It happens each year like clockwork. Nick D'amato pulls out his Christmas decorations and starts banging out scene after colorful scene.
"This is 55 feet long, 12 feet tall, five section train with about 3,000 led lights on it," he explains.
It's a time-consuming task that's happening all over the country with a lot less lights in most cases.
"I put in that whole drive way just for it," he points out.
It's work like this that Laura Thake and her nephew Mitch Miller have been admiring for years.
"I was definitely in grade school maybe that fourth, fifth grade," Miller says.
"We would drive around every year, we had about 15 that we liked and at the end of it we'd kind of like we want more where's the rest of the houses? How would we find a new place to see and he suggested why don't we do a website," Thake goes on to say.
So they put together a list of their favorites and started searching for more.
"You just never know, sometimes we take those left turns and we find something or sometimes we take that left turn and there's nothing there," Miller adds.
They've taken the roads less traveled and now have about 30 in their curated Christmas light collection on https://www.holidaylighthopping.com/.
"We just want someone who pays attention to the details who uses a little bit of design style and color," Thake explains.
"I'm not going to send someone some place where they're not going to enjoy themselves," adds her nephew.
They are free displays these holiday light fanatics must see for themselves before they share them online and now home owners like Nick are contacting them.
"Somebody said you should be on that and I said I should be on that and I called her up she came out and looked at it and said oh yeah your house deserves to be on this list."
"This knocked my socks off, this is amazing. Not many people have a drive through display," Thake says.
It's a fun business built on a family tradition.

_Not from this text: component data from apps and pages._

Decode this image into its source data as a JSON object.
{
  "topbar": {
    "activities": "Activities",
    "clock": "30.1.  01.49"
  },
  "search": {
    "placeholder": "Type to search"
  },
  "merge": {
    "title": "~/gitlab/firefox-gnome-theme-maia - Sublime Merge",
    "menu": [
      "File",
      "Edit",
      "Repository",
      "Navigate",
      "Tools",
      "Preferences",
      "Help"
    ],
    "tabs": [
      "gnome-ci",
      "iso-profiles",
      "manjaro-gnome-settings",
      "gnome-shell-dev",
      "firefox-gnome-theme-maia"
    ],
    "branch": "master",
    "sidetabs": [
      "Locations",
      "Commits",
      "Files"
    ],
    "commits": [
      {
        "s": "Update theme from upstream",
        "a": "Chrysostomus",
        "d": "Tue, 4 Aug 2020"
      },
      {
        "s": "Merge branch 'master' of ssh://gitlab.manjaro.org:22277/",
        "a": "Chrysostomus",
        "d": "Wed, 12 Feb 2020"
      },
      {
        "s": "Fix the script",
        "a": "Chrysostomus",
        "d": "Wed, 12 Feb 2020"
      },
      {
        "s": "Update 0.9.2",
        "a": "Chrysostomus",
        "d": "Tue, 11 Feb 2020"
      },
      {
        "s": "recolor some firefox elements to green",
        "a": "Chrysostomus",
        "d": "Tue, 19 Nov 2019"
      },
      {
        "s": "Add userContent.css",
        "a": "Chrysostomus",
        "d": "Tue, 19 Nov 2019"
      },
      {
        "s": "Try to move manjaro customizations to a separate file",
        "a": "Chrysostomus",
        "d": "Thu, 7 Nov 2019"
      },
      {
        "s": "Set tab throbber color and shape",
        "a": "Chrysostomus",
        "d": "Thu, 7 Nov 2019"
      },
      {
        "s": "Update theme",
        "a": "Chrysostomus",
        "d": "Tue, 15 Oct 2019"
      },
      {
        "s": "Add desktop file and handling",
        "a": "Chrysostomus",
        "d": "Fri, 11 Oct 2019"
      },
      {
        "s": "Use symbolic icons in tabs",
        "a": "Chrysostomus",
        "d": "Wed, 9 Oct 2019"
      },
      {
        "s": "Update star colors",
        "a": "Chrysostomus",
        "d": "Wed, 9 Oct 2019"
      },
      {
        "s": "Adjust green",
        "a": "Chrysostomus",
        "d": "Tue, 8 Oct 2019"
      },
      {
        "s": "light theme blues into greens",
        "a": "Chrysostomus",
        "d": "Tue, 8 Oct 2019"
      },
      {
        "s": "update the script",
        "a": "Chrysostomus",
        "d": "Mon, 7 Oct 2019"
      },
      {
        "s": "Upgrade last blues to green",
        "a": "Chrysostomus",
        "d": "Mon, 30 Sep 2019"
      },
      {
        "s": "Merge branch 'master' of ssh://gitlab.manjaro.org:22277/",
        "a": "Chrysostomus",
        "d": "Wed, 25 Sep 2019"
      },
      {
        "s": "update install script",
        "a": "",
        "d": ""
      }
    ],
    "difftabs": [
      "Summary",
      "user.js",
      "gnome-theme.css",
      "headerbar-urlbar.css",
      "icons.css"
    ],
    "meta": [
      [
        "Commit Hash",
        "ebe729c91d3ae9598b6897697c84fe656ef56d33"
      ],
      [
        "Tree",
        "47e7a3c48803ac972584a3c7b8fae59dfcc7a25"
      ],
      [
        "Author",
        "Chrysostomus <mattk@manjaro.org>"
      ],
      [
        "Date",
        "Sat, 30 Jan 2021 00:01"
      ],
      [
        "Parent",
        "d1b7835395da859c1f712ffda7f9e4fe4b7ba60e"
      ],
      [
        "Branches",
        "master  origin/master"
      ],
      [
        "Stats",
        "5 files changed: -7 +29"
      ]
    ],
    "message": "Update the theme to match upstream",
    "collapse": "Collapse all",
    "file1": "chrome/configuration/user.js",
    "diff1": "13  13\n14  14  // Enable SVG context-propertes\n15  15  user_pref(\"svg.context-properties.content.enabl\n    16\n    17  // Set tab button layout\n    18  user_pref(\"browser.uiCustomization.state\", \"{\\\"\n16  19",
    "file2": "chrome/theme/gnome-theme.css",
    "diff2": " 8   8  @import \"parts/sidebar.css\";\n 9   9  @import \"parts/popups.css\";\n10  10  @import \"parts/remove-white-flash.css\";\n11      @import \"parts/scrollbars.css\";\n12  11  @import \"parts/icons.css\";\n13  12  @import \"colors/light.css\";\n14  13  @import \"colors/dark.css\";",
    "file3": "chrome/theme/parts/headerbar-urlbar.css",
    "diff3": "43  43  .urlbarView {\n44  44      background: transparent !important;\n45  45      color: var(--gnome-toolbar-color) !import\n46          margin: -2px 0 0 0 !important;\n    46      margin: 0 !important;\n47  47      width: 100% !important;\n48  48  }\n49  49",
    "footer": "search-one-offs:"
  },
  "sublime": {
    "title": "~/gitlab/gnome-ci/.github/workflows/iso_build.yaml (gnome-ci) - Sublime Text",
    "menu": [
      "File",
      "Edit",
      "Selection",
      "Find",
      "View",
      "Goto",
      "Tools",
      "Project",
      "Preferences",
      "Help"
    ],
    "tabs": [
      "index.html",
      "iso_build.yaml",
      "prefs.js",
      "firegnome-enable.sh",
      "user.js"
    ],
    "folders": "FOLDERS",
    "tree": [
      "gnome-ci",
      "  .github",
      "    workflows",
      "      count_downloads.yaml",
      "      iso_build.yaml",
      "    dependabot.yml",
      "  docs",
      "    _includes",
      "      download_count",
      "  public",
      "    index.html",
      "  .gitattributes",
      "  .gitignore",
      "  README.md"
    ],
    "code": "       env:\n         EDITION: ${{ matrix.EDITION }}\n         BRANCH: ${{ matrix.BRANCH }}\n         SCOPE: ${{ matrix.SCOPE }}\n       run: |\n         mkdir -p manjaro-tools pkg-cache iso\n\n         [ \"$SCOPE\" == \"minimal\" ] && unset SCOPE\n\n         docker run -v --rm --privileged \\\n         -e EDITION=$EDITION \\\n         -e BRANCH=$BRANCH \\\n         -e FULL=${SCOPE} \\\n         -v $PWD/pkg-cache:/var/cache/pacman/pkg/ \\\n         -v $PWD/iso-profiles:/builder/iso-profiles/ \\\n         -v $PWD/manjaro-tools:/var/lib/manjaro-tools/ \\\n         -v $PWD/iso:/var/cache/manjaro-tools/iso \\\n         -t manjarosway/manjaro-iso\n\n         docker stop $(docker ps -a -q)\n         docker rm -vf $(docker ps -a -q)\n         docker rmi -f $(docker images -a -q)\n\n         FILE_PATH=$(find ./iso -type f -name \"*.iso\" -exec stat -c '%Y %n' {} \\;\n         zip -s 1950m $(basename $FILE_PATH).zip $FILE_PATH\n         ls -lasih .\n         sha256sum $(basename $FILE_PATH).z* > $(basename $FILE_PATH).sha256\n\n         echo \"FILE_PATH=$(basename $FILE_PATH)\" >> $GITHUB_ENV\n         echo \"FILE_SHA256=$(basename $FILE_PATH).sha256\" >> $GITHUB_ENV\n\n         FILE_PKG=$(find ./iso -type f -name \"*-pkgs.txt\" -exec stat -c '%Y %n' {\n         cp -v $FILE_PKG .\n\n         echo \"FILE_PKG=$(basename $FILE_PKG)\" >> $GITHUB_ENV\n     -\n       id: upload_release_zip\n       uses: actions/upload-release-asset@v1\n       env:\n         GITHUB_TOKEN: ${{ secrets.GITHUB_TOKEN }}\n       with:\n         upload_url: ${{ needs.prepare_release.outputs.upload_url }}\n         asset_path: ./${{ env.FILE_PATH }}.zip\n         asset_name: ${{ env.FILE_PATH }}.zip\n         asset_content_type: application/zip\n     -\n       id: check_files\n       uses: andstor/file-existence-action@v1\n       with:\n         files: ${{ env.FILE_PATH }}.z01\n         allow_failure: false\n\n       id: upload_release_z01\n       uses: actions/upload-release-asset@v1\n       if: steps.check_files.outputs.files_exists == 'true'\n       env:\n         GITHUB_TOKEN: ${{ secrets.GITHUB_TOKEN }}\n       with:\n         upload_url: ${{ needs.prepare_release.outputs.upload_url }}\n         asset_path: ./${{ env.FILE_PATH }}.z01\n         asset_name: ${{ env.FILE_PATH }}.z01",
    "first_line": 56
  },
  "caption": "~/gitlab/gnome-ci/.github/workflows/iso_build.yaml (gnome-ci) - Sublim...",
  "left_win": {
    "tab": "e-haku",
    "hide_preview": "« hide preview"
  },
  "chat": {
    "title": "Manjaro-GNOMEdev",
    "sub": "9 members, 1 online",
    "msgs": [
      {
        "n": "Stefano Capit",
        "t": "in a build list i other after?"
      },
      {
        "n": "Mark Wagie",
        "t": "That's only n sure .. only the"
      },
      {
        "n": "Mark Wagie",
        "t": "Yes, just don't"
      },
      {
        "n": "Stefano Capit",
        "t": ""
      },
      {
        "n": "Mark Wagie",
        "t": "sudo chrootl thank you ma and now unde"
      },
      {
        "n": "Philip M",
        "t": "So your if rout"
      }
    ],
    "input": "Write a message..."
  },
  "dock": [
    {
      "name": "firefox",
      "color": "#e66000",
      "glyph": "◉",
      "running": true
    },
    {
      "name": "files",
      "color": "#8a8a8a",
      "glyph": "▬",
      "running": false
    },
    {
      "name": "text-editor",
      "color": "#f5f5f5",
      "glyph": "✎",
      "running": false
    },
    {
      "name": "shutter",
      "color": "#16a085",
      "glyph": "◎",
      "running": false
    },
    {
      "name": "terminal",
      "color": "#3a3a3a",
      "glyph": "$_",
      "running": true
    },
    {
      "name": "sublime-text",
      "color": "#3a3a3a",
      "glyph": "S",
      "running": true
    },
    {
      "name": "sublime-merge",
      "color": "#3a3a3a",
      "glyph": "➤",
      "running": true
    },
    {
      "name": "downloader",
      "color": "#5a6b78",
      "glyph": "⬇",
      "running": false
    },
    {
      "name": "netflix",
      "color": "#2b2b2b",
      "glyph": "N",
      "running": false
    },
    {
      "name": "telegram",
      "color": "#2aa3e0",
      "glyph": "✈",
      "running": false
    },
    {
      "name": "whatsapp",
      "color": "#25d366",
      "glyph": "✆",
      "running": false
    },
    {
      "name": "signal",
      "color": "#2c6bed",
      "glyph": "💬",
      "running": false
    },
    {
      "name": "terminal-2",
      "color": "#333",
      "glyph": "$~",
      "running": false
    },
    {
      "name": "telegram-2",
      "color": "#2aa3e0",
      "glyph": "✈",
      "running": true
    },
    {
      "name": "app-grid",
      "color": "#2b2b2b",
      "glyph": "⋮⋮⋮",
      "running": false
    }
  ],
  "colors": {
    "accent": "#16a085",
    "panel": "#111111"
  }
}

"Don't tell the other aunts, but she's always had the reputation of the cool aunt as we've grown up so it's definitely made that relationship a bit stronger," Miller adds.
And isn't that what the holidays are all about.